(TASK TO COMPLETE):
Among the records below, which lines contain the string "meta"? Report them.

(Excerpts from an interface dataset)

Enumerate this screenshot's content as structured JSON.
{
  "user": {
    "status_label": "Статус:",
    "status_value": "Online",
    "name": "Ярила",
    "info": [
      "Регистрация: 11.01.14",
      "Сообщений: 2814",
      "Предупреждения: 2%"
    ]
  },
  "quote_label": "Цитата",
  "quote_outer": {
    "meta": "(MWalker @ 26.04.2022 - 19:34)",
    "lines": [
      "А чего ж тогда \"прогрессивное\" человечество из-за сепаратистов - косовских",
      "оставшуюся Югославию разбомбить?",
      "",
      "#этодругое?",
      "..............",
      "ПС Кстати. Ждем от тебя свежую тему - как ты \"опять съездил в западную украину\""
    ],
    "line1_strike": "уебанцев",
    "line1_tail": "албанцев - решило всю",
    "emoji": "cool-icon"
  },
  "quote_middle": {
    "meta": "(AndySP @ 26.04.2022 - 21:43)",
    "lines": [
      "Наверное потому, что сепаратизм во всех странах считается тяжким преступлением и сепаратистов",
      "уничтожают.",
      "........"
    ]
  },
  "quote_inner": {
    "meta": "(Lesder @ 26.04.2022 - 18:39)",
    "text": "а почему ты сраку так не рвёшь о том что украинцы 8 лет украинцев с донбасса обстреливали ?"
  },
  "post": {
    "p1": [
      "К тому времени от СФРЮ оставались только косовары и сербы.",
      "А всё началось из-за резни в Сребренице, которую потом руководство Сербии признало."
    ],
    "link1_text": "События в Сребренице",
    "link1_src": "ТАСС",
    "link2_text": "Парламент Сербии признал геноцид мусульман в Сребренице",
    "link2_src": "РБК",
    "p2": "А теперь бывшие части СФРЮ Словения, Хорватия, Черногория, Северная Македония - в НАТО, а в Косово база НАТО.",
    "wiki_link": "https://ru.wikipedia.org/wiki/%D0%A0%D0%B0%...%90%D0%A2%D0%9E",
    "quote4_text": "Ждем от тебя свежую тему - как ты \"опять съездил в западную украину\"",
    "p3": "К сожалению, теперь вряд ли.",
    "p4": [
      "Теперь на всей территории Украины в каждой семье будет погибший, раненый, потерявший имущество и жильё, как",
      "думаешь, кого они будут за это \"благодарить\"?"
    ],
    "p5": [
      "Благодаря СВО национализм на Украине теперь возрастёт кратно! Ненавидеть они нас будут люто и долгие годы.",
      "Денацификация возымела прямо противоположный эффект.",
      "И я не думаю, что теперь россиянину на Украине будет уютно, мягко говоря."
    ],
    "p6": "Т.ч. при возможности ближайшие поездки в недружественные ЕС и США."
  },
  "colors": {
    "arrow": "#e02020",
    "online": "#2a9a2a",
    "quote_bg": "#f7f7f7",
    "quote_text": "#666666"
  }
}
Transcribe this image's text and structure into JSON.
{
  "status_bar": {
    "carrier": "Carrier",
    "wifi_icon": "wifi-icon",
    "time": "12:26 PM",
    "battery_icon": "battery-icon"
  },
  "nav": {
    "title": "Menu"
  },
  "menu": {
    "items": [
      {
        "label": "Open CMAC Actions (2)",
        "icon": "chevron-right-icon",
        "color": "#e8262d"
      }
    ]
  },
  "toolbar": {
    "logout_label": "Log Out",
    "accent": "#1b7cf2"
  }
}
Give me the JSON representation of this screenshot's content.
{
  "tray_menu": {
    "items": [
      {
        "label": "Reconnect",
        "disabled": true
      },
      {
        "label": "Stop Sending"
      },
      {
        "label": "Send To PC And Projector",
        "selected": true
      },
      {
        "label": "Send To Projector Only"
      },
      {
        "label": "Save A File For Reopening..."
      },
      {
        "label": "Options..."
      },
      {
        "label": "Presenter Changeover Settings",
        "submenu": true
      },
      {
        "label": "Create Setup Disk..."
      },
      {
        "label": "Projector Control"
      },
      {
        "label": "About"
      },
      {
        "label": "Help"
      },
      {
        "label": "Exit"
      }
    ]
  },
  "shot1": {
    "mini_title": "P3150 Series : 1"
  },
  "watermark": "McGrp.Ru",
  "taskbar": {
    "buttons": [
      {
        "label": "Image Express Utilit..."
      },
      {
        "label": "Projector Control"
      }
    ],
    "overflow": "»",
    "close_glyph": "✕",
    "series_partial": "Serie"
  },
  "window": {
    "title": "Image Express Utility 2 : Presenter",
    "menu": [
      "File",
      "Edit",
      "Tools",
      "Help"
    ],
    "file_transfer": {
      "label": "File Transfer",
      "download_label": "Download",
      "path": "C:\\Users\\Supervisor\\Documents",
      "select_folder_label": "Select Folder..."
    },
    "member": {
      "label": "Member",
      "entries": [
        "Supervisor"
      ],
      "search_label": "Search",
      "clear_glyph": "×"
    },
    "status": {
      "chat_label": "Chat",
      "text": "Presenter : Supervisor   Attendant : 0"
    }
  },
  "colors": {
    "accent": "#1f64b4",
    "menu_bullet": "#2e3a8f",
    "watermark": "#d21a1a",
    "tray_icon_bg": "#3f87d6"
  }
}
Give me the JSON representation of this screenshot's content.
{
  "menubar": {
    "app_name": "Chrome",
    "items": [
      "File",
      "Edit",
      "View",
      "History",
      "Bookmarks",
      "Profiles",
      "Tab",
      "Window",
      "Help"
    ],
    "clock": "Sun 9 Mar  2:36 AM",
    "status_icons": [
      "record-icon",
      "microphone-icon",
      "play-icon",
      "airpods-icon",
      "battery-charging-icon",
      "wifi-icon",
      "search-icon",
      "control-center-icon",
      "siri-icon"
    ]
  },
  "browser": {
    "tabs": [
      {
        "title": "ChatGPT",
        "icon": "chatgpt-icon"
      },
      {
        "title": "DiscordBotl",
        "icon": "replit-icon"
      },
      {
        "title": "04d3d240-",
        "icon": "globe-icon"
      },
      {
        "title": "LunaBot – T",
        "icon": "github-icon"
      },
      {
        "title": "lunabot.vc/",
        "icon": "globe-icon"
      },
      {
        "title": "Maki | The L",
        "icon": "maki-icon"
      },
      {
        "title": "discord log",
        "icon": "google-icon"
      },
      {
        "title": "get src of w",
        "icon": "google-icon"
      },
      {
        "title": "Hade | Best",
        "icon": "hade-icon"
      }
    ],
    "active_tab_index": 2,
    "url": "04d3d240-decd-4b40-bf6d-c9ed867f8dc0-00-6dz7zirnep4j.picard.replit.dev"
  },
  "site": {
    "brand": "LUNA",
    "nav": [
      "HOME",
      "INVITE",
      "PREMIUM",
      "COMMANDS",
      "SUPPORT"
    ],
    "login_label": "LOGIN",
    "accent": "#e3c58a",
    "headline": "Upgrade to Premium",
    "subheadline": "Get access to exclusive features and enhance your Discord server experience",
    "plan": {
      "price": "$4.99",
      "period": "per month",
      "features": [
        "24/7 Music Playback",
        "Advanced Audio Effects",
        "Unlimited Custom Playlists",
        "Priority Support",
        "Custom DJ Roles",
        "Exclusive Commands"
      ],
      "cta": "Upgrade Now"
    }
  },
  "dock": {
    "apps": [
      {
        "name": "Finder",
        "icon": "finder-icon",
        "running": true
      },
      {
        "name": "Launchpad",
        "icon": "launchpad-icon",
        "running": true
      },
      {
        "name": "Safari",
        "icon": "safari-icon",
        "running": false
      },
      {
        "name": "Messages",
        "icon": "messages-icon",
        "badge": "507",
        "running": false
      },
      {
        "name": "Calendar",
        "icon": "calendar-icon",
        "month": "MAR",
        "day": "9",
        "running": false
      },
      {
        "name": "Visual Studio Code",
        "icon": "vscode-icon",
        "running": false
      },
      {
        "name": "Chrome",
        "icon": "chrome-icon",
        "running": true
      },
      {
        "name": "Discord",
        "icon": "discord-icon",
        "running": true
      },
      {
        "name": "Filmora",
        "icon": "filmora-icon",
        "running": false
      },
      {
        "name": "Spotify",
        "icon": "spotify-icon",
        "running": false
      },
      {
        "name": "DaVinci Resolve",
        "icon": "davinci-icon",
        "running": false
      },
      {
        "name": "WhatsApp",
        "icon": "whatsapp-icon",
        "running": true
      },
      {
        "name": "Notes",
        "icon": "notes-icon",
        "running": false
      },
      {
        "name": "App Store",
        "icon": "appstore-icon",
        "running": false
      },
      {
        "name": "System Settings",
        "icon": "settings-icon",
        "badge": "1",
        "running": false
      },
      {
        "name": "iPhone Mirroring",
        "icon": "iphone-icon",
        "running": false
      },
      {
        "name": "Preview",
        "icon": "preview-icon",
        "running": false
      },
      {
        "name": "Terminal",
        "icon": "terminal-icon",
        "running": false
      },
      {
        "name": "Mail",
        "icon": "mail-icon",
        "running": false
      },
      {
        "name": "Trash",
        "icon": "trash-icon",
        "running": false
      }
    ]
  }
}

(WORKED SOLUTION):
    "meta": "(MWalker @ 26.04.2022 - 19:34)",
    "meta": "(AndySP @ 26.04.2022 - 21:43)",
    "meta": "(Lesder @ 26.04.2022 - 18:39)",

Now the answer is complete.